To do: The output should be every line below that includes the word "https".

(Dataset rows for apps and sites)

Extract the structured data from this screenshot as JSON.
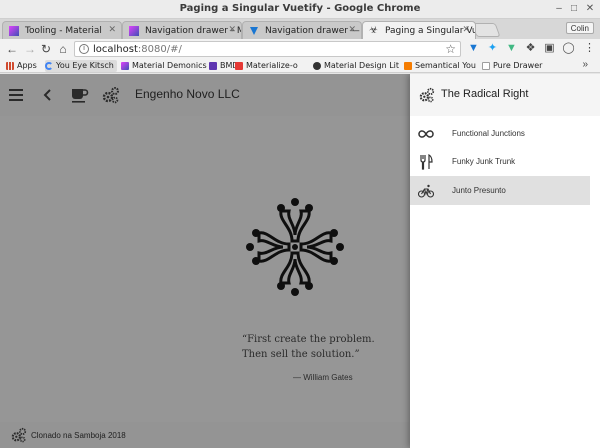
{
  "window": {
    "title": "Paging a Singular Vuetify - Google Chrome"
  },
  "tabs": [
    {
      "label": "Tooling - Material"
    },
    {
      "label": "Navigation drawer - M"
    },
    {
      "label": "Navigation drawer —"
    },
    {
      "label": "Paging a Singular Vue"
    }
  ],
  "profile_label": "Colin",
  "address": {
    "host": "localhost",
    "rest": ":8080/#/"
  },
  "bookmarks": [
    {
      "label": "Apps",
      "color": "#d04a2f"
    },
    {
      "label": "You Eye Kitsch",
      "color": "#4285f4"
    },
    {
      "label": "Material Demonics",
      "color": "#9c27b0"
    },
    {
      "label": "BMD",
      "color": "#5e35b1"
    },
    {
      "label": "Materialize-o",
      "color": "#e53935"
    },
    {
      "label": "Material Design Lit",
      "color": "#333333"
    },
    {
      "label": "Semantical You",
      "color": "#f57c00"
    },
    {
      "label": "Pure Drawer",
      "color": "#9e9e9e"
    }
  ],
  "app": {
    "title": "Engenho Novo LLC",
    "quote_line1": "“First create the problem.",
    "quote_line2": "Then sell the solution.”",
    "author": "— William Gates",
    "footer": "Clonado na Samboja 2018"
  },
  "drawer": {
    "title": "The Radical Right",
    "items": [
      {
        "label": "Functional Junctions",
        "icon": "infinity-icon"
      },
      {
        "label": "Funky Junk Trunk",
        "icon": "restaurant-icon"
      },
      {
        "label": "Junto Presunto",
        "icon": "bike-icon"
      }
    ],
    "selected_index": 2
  }
}
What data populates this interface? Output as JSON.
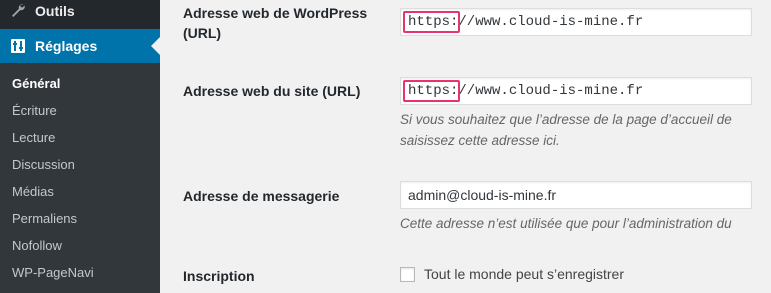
{
  "sidebar": {
    "outils": {
      "label": "Outils",
      "icon": "wrench-icon"
    },
    "reglages": {
      "label": "Réglages",
      "icon": "sliders-icon"
    },
    "submenu": [
      {
        "label": "Général",
        "current": true
      },
      {
        "label": "Écriture"
      },
      {
        "label": "Lecture"
      },
      {
        "label": "Discussion"
      },
      {
        "label": "Médias"
      },
      {
        "label": "Permaliens"
      },
      {
        "label": "Nofollow"
      },
      {
        "label": "WP-PageNavi"
      }
    ]
  },
  "form": {
    "wp_url": {
      "label": "Adresse web de WordPress (URL)",
      "value": "https://www.cloud-is-mine.fr"
    },
    "site_url": {
      "label": "Adresse web du site (URL)",
      "value": "https://www.cloud-is-mine.fr",
      "description_line1": "Si vous souhaitez que l’adresse de la page d’accueil de",
      "description_line2": "saisissez cette adresse ici."
    },
    "email": {
      "label": "Adresse de messagerie",
      "value": "admin@cloud-is-mine.fr",
      "description": "Cette adresse n’est utilisée que pour l’administration du"
    },
    "registration": {
      "label": "Inscription",
      "checkbox_label": "Tout le monde peut s’enregistrer",
      "checked": false
    }
  },
  "colors": {
    "sidebar_bg": "#23282d",
    "submenu_bg": "#32373c",
    "active_menu": "#0073aa",
    "highlight_box": "#e8336d",
    "page_bg": "#f1f1f1"
  }
}
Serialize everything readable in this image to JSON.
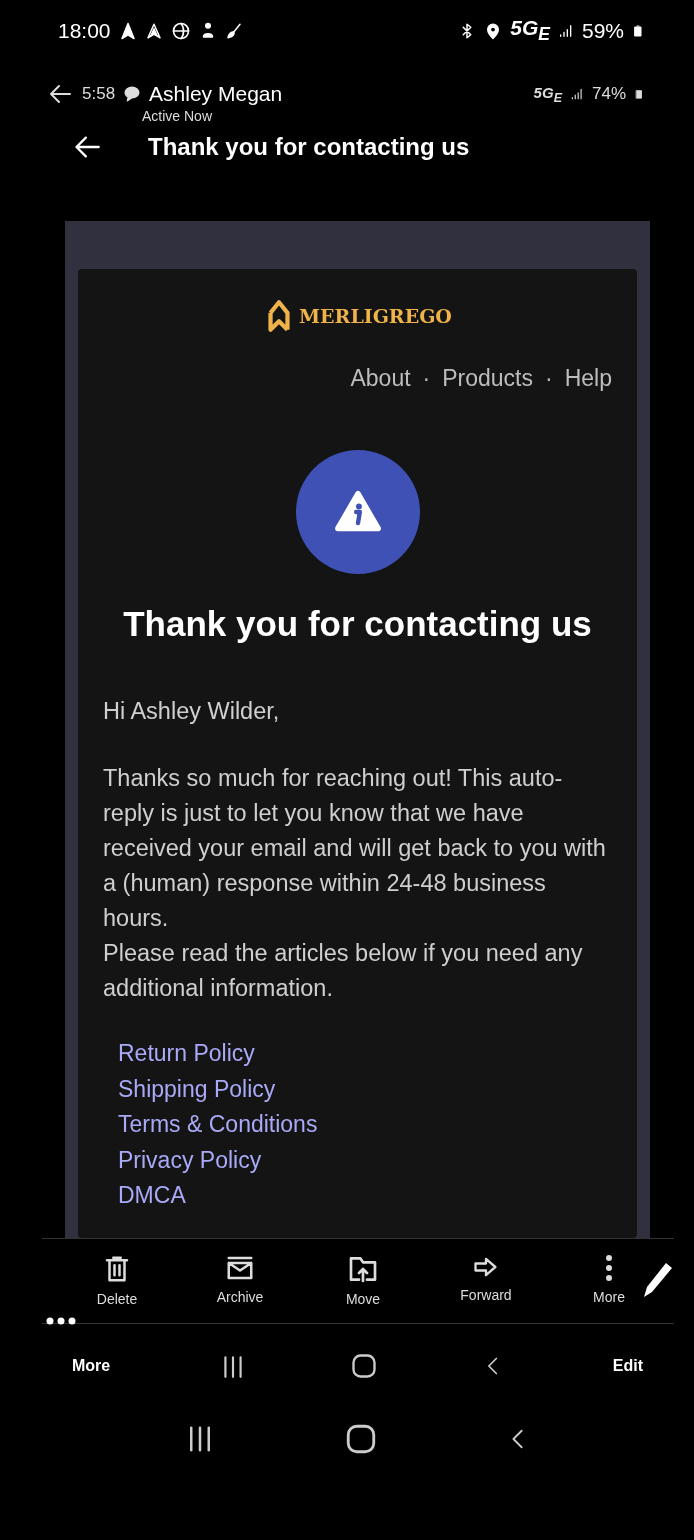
{
  "status_bar": {
    "time": "18:00",
    "network": "5G$_{E}$",
    "battery": "59%"
  },
  "inner_status": {
    "time": "5:58",
    "contact": "Ashley Megan",
    "presence": "Active Now",
    "network": "5G$_{E}$",
    "battery": "74%"
  },
  "app_bar": {
    "title": "Thank you for contacting us"
  },
  "email": {
    "brand": "MERLIGREGO",
    "nav": [
      "About",
      "Products",
      "Help"
    ],
    "nav_separator": "·",
    "heading": "Thank you for contacting us",
    "greeting": "Hi Ashley Wilder,",
    "paragraphs": [
      "Thanks so much for reaching out! This auto-reply is just to let you know that we have received your email and will get back to you with a (human) response within 24-48 business hours.",
      "Please read the articles below if you need any additional information."
    ],
    "links": [
      "Return Policy",
      "Shipping Policy",
      "Terms & Conditions",
      "Privacy Policy",
      "DMCA"
    ]
  },
  "toolbar": [
    {
      "kind": "delete",
      "label": "Delete"
    },
    {
      "kind": "archive",
      "label": "Archive"
    },
    {
      "kind": "move",
      "label": "Move"
    },
    {
      "kind": "forward",
      "label": "Forward"
    },
    {
      "kind": "more",
      "label": "More"
    }
  ],
  "inner_nav": {
    "left": "More",
    "right": "Edit"
  }
}
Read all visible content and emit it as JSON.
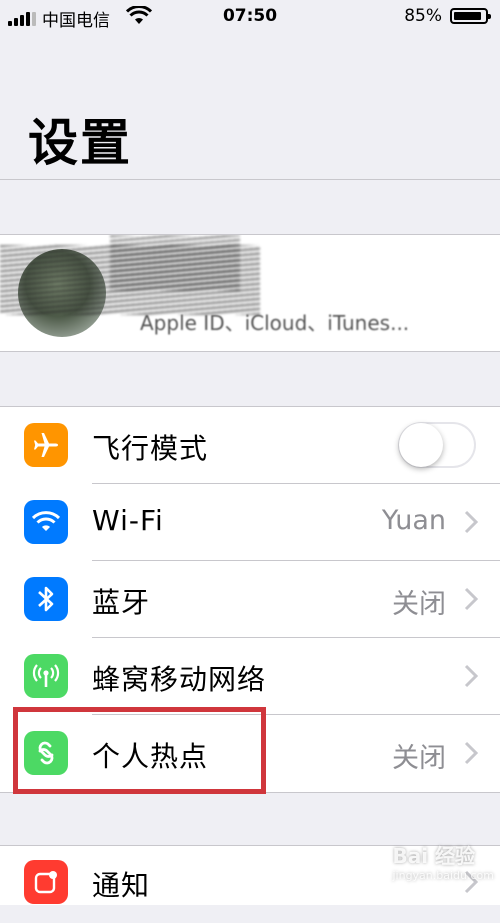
{
  "status_bar": {
    "carrier": "中国电信",
    "time": "07:50",
    "battery": "85%",
    "battery_level": 0.85
  },
  "header": {
    "title": "设置"
  },
  "profile": {
    "subtitle": "Apple ID、iCloud、iTunes..."
  },
  "settings": [
    {
      "label": "飞行模式",
      "icon": "airplane-icon",
      "color": "#ff9500",
      "toggle": false
    },
    {
      "label": "Wi-Fi",
      "value": "Yuan",
      "icon": "wifi-icon",
      "color": "#007aff"
    },
    {
      "label": "蓝牙",
      "value": "关闭",
      "icon": "bluetooth-icon",
      "color": "#007aff"
    },
    {
      "label": "蜂窝移动网络",
      "icon": "cellular-icon",
      "color": "#4cd964"
    },
    {
      "label": "个人热点",
      "value": "关闭",
      "icon": "hotspot-icon",
      "color": "#4cd964"
    }
  ],
  "settings2": [
    {
      "label": "通知",
      "icon": "notifications-icon",
      "color": "#ff3b30"
    }
  ],
  "watermark": {
    "text": "Bai 经验",
    "sub": "jingyan.baidu.com"
  }
}
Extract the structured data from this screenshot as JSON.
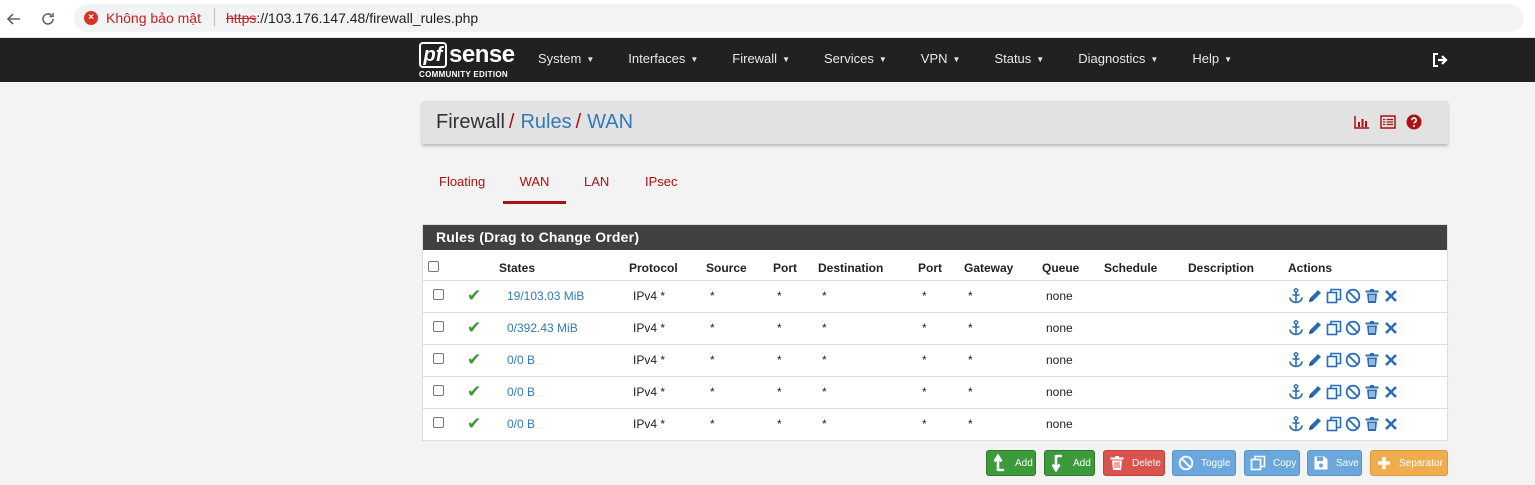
{
  "browser": {
    "security_warning": "Không bảo mật",
    "url_scheme": "https",
    "url_rest": "://103.176.147.48/firewall_rules.php"
  },
  "navbar": {
    "logo_pf": "pf",
    "logo_sense": "sense",
    "logo_edition": "COMMUNITY EDITION",
    "menu": [
      {
        "label": "System"
      },
      {
        "label": "Interfaces"
      },
      {
        "label": "Firewall"
      },
      {
        "label": "Services"
      },
      {
        "label": "VPN"
      },
      {
        "label": "Status"
      },
      {
        "label": "Diagnostics"
      },
      {
        "label": "Help"
      }
    ]
  },
  "breadcrumb": {
    "root": "Firewall",
    "sep": "/",
    "level1": "Rules",
    "level2": "WAN"
  },
  "tabs": [
    {
      "label": "Floating"
    },
    {
      "label": "WAN"
    },
    {
      "label": "LAN"
    },
    {
      "label": "IPsec"
    }
  ],
  "rules_panel": {
    "title": "Rules (Drag to Change Order)",
    "columns": [
      "States",
      "Protocol",
      "Source",
      "Port",
      "Destination",
      "Port",
      "Gateway",
      "Queue",
      "Schedule",
      "Description",
      "Actions"
    ],
    "rows": [
      {
        "states": "19/103.03 MiB",
        "protocol": "IPv4 *",
        "source": "*",
        "sport": "*",
        "destination": "*",
        "dport": "*",
        "gateway": "*",
        "queue": "none",
        "schedule": "",
        "description": ""
      },
      {
        "states": "0/392.43 MiB",
        "protocol": "IPv4 *",
        "source": "*",
        "sport": "*",
        "destination": "*",
        "dport": "*",
        "gateway": "*",
        "queue": "none",
        "schedule": "",
        "description": ""
      },
      {
        "states": "0/0 B",
        "protocol": "IPv4 *",
        "source": "*",
        "sport": "*",
        "destination": "*",
        "dport": "*",
        "gateway": "*",
        "queue": "none",
        "schedule": "",
        "description": ""
      },
      {
        "states": "0/0 B",
        "protocol": "IPv4 *",
        "source": "*",
        "sport": "*",
        "destination": "*",
        "dport": "*",
        "gateway": "*",
        "queue": "none",
        "schedule": "",
        "description": ""
      },
      {
        "states": "0/0 B",
        "protocol": "IPv4 *",
        "source": "*",
        "sport": "*",
        "destination": "*",
        "dport": "*",
        "gateway": "*",
        "queue": "none",
        "schedule": "",
        "description": ""
      }
    ]
  },
  "buttons": {
    "add_top": "Add",
    "add_bottom": "Add",
    "delete": "Delete",
    "toggle": "Toggle",
    "copy": "Copy",
    "save": "Save",
    "separator": "Separator"
  },
  "colors": {
    "accent_red": "#aa1111",
    "link_blue": "#337ab7",
    "navbar_bg": "#212121",
    "check_green": "#3a9a35"
  }
}
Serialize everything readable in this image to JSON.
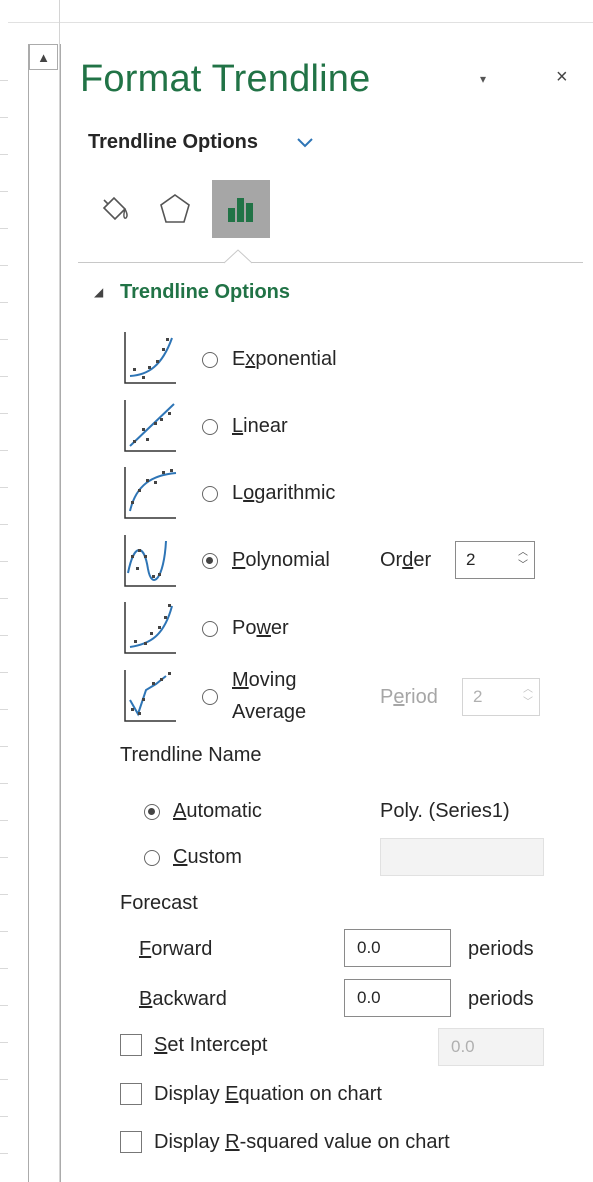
{
  "panel": {
    "title": "Format Trendline",
    "dropdown_glyph": "▾",
    "close_glyph": "×"
  },
  "options_header": {
    "label": "Trendline Options"
  },
  "tabs": [
    {
      "icon": "paint-bucket-icon",
      "active": false
    },
    {
      "icon": "pentagon-icon",
      "active": false
    },
    {
      "icon": "bar-chart-icon",
      "active": true
    }
  ],
  "section": {
    "title": "Trendline Options",
    "arrow": "◢"
  },
  "trend_types": [
    {
      "pre": "E",
      "ul": "x",
      "post": "ponential",
      "selected": false
    },
    {
      "pre": "",
      "ul": "L",
      "post": "inear",
      "selected": false
    },
    {
      "pre": "L",
      "ul": "o",
      "post": "garithmic",
      "selected": false
    },
    {
      "pre": "",
      "ul": "P",
      "post": "olynomial",
      "selected": true
    },
    {
      "pre": "Po",
      "ul": "w",
      "post": "er",
      "selected": false
    },
    {
      "pre": "",
      "ul": "M",
      "post": "oving",
      "line2": "Average",
      "selected": false
    }
  ],
  "order": {
    "pre": "Or",
    "ul": "d",
    "post": "er",
    "value": "2"
  },
  "period": {
    "pre": "P",
    "ul": "e",
    "post": "riod",
    "value": "2"
  },
  "trendline_name": {
    "label": "Trendline Name",
    "automatic": {
      "pre": "",
      "ul": "A",
      "post": "utomatic",
      "value": "Poly. (Series1)",
      "selected": true
    },
    "custom": {
      "pre": "",
      "ul": "C",
      "post": "ustom",
      "value": "",
      "selected": false
    }
  },
  "forecast": {
    "label": "Forecast",
    "forward": {
      "pre": "",
      "ul": "F",
      "post": "orward",
      "value": "0.0",
      "unit": "periods"
    },
    "backward": {
      "pre": "",
      "ul": "B",
      "post": "ackward",
      "value": "0.0",
      "unit": "periods"
    }
  },
  "checkboxes": {
    "set_intercept": {
      "pre": "",
      "ul": "S",
      "post": "et Intercept",
      "value": "0.0",
      "checked": false
    },
    "display_equation": {
      "pre": "Display ",
      "ul": "E",
      "post": "quation on chart",
      "checked": false
    },
    "display_rsquared": {
      "pre": "Display ",
      "ul": "R",
      "post": "-squared value on chart",
      "checked": false
    }
  },
  "colors": {
    "accent_green": "#217346",
    "trend_blue": "#2e75b6",
    "active_tab": "#a6a6a6"
  }
}
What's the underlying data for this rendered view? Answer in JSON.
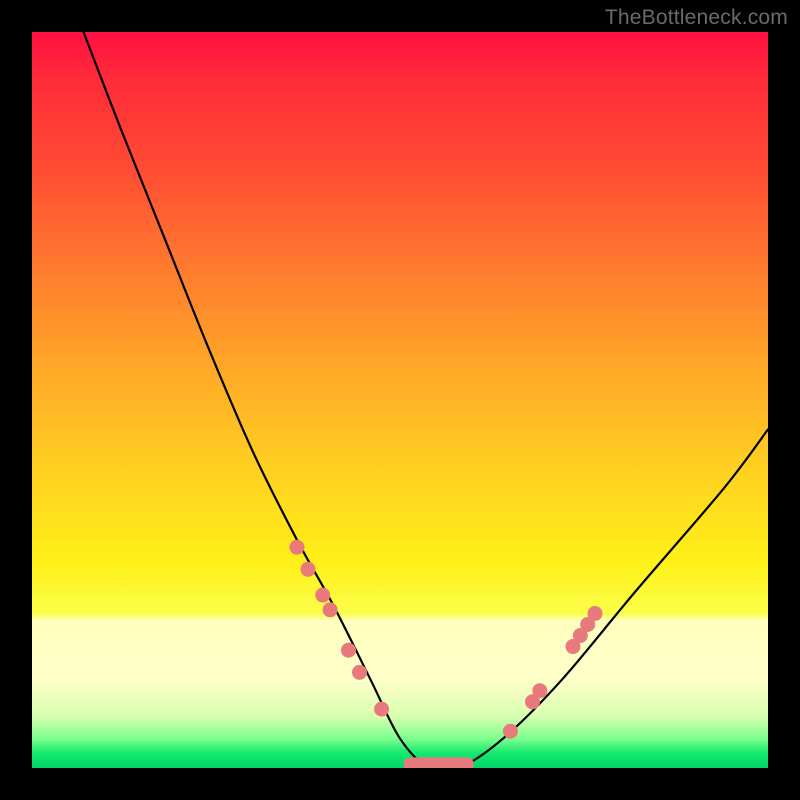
{
  "watermark": "TheBottleneck.com",
  "chart_data": {
    "type": "line",
    "title": "",
    "xlabel": "",
    "ylabel": "",
    "xlim": [
      0,
      100
    ],
    "ylim": [
      0,
      100
    ],
    "grid": false,
    "legend": false,
    "series": [
      {
        "name": "bottleneck-curve",
        "x": [
          7,
          12,
          18,
          24,
          30,
          36,
          41,
          46,
          50,
          54,
          58,
          64,
          72,
          82,
          94,
          100
        ],
        "values": [
          100,
          87,
          72,
          57,
          43,
          31,
          22,
          12,
          4,
          0,
          0,
          4,
          12,
          24,
          38,
          46
        ]
      }
    ],
    "markers_left": [
      {
        "x": 36.0,
        "y": 30.0
      },
      {
        "x": 37.5,
        "y": 27.0
      },
      {
        "x": 39.5,
        "y": 23.5
      },
      {
        "x": 40.5,
        "y": 21.5
      },
      {
        "x": 43.0,
        "y": 16.0
      },
      {
        "x": 44.5,
        "y": 13.0
      },
      {
        "x": 47.5,
        "y": 8.0
      }
    ],
    "markers_right": [
      {
        "x": 65.0,
        "y": 5.0
      },
      {
        "x": 68.0,
        "y": 9.0
      },
      {
        "x": 69.0,
        "y": 10.5
      },
      {
        "x": 73.5,
        "y": 16.5
      },
      {
        "x": 74.5,
        "y": 18.0
      },
      {
        "x": 75.5,
        "y": 19.5
      },
      {
        "x": 76.5,
        "y": 21.0
      }
    ],
    "flat_band": {
      "x0": 50.5,
      "x1": 60.0,
      "y": 0.5
    },
    "marker_color": "#e87a7e",
    "curve_color": "#000000"
  }
}
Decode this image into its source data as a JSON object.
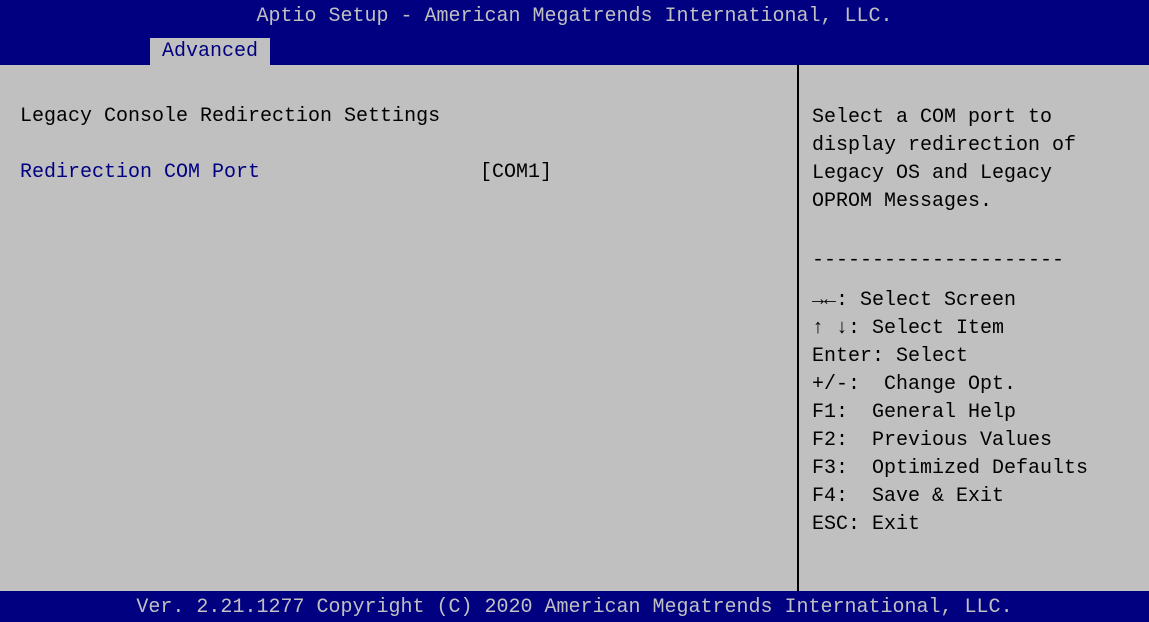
{
  "header": {
    "title": "Aptio Setup - American Megatrends International, LLC."
  },
  "tabs": [
    {
      "label": "Advanced"
    }
  ],
  "main": {
    "section_title": "Legacy Console Redirection Settings",
    "settings": [
      {
        "label": "Redirection COM Port",
        "value": "[COM1]"
      }
    ]
  },
  "help": {
    "description_lines": [
      "Select a COM port to",
      "display redirection of",
      "Legacy OS and Legacy",
      "OPROM Messages."
    ],
    "separator": "---------------------",
    "keys": [
      "→←: Select Screen",
      "↑ ↓: Select Item",
      "Enter: Select",
      "+/-:  Change Opt.",
      "F1:  General Help",
      "F2:  Previous Values",
      "F3:  Optimized Defaults",
      "F4:  Save & Exit",
      "ESC: Exit"
    ]
  },
  "footer": {
    "text": "Ver. 2.21.1277 Copyright (C) 2020 American Megatrends International, LLC."
  },
  "colors": {
    "background": "#c0c0c0",
    "bar": "#000080",
    "accent_text": "#000080",
    "text": "#000000"
  }
}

Solution:
      "value": "https://www.cloud-is-mine.fr"
      "value": "https://www.cloud-is-mine.fr",
    "url_scheme": "https",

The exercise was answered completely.